(ACTIVITY): Nothing in the entries may be dropped: restate them word for word.

(DATA SHOWN):
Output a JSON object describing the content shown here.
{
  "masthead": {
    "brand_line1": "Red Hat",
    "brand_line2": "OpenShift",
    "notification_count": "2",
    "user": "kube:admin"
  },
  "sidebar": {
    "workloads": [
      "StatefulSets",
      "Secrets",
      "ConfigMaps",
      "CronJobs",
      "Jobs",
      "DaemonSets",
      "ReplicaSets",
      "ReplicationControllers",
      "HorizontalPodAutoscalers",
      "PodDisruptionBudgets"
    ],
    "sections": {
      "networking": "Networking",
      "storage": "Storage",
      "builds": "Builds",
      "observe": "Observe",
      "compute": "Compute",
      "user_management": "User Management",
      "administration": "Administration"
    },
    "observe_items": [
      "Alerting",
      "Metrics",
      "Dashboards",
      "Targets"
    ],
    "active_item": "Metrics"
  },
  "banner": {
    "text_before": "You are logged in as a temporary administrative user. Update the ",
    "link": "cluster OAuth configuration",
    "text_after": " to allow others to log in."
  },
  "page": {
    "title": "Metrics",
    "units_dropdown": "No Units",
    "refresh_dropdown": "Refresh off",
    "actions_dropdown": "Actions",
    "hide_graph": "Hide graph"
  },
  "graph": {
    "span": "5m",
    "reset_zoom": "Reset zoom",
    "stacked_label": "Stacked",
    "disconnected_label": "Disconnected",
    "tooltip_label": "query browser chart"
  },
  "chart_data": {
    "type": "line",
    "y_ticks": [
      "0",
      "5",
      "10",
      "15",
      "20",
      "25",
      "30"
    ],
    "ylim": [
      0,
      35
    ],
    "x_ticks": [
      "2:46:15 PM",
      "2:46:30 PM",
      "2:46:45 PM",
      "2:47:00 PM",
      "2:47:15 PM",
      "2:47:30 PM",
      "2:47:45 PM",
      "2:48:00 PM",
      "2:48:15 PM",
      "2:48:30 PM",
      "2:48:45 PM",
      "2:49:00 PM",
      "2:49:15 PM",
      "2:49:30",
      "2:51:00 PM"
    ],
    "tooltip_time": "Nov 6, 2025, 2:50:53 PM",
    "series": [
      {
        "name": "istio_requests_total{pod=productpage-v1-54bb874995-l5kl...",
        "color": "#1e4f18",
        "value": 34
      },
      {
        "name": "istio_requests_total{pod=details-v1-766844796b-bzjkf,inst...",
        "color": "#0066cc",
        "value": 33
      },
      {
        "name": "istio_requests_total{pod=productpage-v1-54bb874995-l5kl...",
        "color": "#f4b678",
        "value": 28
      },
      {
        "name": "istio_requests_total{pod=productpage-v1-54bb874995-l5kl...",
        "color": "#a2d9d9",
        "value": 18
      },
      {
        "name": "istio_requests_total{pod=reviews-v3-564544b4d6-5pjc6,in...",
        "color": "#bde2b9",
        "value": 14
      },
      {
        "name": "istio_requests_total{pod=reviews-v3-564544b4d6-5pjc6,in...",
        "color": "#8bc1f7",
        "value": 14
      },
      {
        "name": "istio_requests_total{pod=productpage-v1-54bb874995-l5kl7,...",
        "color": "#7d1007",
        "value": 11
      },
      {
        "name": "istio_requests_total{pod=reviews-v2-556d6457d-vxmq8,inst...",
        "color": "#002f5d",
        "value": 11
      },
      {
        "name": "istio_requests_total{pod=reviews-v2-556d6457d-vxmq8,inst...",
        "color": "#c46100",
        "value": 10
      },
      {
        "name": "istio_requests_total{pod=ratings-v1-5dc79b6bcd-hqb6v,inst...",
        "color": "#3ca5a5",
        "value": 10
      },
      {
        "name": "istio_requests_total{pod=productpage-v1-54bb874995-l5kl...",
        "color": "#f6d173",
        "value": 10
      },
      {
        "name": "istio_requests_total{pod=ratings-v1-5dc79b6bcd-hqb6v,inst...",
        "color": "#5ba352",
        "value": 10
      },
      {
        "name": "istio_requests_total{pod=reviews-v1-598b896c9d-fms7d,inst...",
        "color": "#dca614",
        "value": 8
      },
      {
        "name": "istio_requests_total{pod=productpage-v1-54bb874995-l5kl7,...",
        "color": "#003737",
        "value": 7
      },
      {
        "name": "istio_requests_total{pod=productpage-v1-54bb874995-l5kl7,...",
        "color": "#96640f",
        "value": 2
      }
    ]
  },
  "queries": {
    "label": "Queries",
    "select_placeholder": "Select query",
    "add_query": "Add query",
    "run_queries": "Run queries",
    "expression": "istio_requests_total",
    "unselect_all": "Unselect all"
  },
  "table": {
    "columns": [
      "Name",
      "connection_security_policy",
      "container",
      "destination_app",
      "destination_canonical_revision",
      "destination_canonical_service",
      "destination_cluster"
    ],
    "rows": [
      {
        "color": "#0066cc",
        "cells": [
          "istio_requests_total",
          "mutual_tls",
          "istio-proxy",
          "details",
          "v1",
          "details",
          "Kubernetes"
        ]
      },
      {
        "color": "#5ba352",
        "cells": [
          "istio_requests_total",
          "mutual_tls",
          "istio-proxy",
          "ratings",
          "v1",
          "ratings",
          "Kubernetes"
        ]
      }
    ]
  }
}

(SOLVED EXERCISE):
Output a JSON object describing the content shown here.
{
  "masthead": {
    "brand_line1": "Red Hat",
    "brand_line2": "OpenShift",
    "notification_count": "2",
    "user": "kube:admin"
  },
  "sidebar": {
    "workloads": [
      "StatefulSets",
      "Secrets",
      "ConfigMaps",
      "CronJobs",
      "Jobs",
      "DaemonSets",
      "ReplicaSets",
      "ReplicationControllers",
      "HorizontalPodAutoscalers",
      "PodDisruptionBudgets"
    ],
    "sections": {
      "networking": "Networking",
      "storage": "Storage",
      "builds": "Builds",
      "observe": "Observe",
      "compute": "Compute",
      "user_management": "User Management",
      "administration": "Administration"
    },
    "observe_items": [
      "Alerting",
      "Metrics",
      "Dashboards",
      "Targets"
    ],
    "active_item": "Metrics"
  },
  "banner": {
    "text_before": "You are logged in as a temporary administrative user. Update the ",
    "link": "cluster OAuth configuration",
    "text_after": " to allow others to log in."
  },
  "page": {
    "title": "Metrics",
    "units_dropdown": "No Units",
    "refresh_dropdown": "Refresh off",
    "actions_dropdown": "Actions",
    "hide_graph": "Hide graph"
  },
  "graph": {
    "span": "5m",
    "reset_zoom": "Reset zoom",
    "stacked_label": "Stacked",
    "disconnected_label": "Disconnected",
    "tooltip_label": "query browser chart"
  },
  "chart_data": {
    "type": "line",
    "y_ticks": [
      "0",
      "5",
      "10",
      "15",
      "20",
      "25",
      "30"
    ],
    "ylim": [
      0,
      35
    ],
    "x_ticks": [
      "2:46:15 PM",
      "2:46:30 PM",
      "2:46:45 PM",
      "2:47:00 PM",
      "2:47:15 PM",
      "2:47:30 PM",
      "2:47:45 PM",
      "2:48:00 PM",
      "2:48:15 PM",
      "2:48:30 PM",
      "2:48:45 PM",
      "2:49:00 PM",
      "2:49:15 PM",
      "2:49:30",
      "2:51:00 PM"
    ],
    "tooltip_time": "Nov 6, 2025, 2:50:53 PM",
    "series": [
      {
        "name": "istio_requests_total{pod=productpage-v1-54bb874995-l5kl...",
        "color": "#1e4f18",
        "value": 34
      },
      {
        "name": "istio_requests_total{pod=details-v1-766844796b-bzjkf,inst...",
        "color": "#0066cc",
        "value": 33
      },
      {
        "name": "istio_requests_total{pod=productpage-v1-54bb874995-l5kl...",
        "color": "#f4b678",
        "value": 28
      },
      {
        "name": "istio_requests_total{pod=productpage-v1-54bb874995-l5kl...",
        "color": "#a2d9d9",
        "value": 18
      },
      {
        "name": "istio_requests_total{pod=reviews-v3-564544b4d6-5pjc6,in...",
        "color": "#bde2b9",
        "value": 14
      },
      {
        "name": "istio_requests_total{pod=reviews-v3-564544b4d6-5pjc6,in...",
        "color": "#8bc1f7",
        "value": 14
      },
      {
        "name": "istio_requests_total{pod=productpage-v1-54bb874995-l5kl7,...",
        "color": "#7d1007",
        "value": 11
      },
      {
        "name": "istio_requests_total{pod=reviews-v2-556d6457d-vxmq8,inst...",
        "color": "#002f5d",
        "value": 11
      },
      {
        "name": "istio_requests_total{pod=reviews-v2-556d6457d-vxmq8,inst...",
        "color": "#c46100",
        "value": 10
      },
      {
        "name": "istio_requests_total{pod=ratings-v1-5dc79b6bcd-hqb6v,inst...",
        "color": "#3ca5a5",
        "value": 10
      },
      {
        "name": "istio_requests_total{pod=productpage-v1-54bb874995-l5kl...",
        "color": "#f6d173",
        "value": 10
      },
      {
        "name": "istio_requests_total{pod=ratings-v1-5dc79b6bcd-hqb6v,inst...",
        "color": "#5ba352",
        "value": 10
      },
      {
        "name": "istio_requests_total{pod=reviews-v1-598b896c9d-fms7d,inst...",
        "color": "#dca614",
        "value": 8
      },
      {
        "name": "istio_requests_total{pod=productpage-v1-54bb874995-l5kl7,...",
        "color": "#003737",
        "value": 7
      },
      {
        "name": "istio_requests_total{pod=productpage-v1-54bb874995-l5kl7,...",
        "color": "#96640f",
        "value": 2
      }
    ]
  },
  "queries": {
    "label": "Queries",
    "select_placeholder": "Select query",
    "add_query": "Add query",
    "run_queries": "Run queries",
    "expression": "istio_requests_total",
    "unselect_all": "Unselect all"
  },
  "table": {
    "columns": [
      "Name",
      "connection_security_policy",
      "container",
      "destination_app",
      "destination_canonical_revision",
      "destination_canonical_service",
      "destination_cluster"
    ],
    "rows": [
      {
        "color": "#0066cc",
        "cells": [
          "istio_requests_total",
          "mutual_tls",
          "istio-proxy",
          "details",
          "v1",
          "details",
          "Kubernetes"
        ]
      },
      {
        "color": "#5ba352",
        "cells": [
          "istio_requests_total",
          "mutual_tls",
          "istio-proxy",
          "ratings",
          "v1",
          "ratings",
          "Kubernetes"
        ]
      }
    ]
  }
}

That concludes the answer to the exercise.